INFORMATION »
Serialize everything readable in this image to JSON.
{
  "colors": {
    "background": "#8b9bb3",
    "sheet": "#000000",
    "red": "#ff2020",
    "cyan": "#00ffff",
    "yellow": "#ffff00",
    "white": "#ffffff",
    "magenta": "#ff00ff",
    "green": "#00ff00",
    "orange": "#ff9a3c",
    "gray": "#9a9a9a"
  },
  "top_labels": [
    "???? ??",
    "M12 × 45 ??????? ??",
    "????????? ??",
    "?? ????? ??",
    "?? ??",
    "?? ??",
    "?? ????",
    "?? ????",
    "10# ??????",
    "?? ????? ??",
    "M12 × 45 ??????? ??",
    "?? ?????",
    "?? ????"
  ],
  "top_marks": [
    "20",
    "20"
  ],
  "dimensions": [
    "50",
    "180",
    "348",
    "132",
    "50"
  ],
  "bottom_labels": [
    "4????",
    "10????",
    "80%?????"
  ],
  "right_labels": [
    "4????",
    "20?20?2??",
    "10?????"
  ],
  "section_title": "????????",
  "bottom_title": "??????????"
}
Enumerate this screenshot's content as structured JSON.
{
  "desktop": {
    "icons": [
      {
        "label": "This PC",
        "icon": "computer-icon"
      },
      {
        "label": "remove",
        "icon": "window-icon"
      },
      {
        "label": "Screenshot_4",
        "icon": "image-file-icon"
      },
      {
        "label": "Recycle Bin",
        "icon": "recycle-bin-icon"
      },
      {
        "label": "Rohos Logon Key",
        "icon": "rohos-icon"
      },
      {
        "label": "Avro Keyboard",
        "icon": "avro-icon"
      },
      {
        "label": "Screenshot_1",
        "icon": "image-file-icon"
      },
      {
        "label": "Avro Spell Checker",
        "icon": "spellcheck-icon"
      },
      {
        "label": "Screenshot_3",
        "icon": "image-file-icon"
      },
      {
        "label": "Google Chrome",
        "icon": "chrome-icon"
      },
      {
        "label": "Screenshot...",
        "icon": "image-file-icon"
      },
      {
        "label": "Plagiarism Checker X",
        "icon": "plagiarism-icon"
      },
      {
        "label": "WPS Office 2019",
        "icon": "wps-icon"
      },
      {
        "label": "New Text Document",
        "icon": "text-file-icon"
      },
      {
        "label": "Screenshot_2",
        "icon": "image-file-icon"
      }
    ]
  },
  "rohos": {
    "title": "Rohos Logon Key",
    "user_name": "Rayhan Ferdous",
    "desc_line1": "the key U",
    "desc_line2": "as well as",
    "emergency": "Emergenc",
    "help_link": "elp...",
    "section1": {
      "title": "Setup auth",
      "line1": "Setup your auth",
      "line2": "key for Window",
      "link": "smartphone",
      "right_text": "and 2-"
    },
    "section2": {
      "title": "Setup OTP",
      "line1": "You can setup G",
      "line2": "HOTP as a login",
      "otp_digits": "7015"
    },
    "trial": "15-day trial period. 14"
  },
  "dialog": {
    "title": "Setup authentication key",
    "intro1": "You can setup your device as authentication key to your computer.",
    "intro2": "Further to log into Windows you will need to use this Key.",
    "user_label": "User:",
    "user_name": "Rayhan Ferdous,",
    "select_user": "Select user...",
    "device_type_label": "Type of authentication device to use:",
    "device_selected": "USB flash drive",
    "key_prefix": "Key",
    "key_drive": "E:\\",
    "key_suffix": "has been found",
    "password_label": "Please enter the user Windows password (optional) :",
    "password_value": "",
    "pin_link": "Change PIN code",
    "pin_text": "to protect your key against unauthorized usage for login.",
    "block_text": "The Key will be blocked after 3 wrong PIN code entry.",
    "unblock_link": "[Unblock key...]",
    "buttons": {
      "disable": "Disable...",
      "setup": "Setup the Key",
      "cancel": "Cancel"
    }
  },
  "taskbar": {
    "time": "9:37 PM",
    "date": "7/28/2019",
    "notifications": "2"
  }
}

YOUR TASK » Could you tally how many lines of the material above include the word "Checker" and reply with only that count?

OUTPUT FOR THIS TASK » 2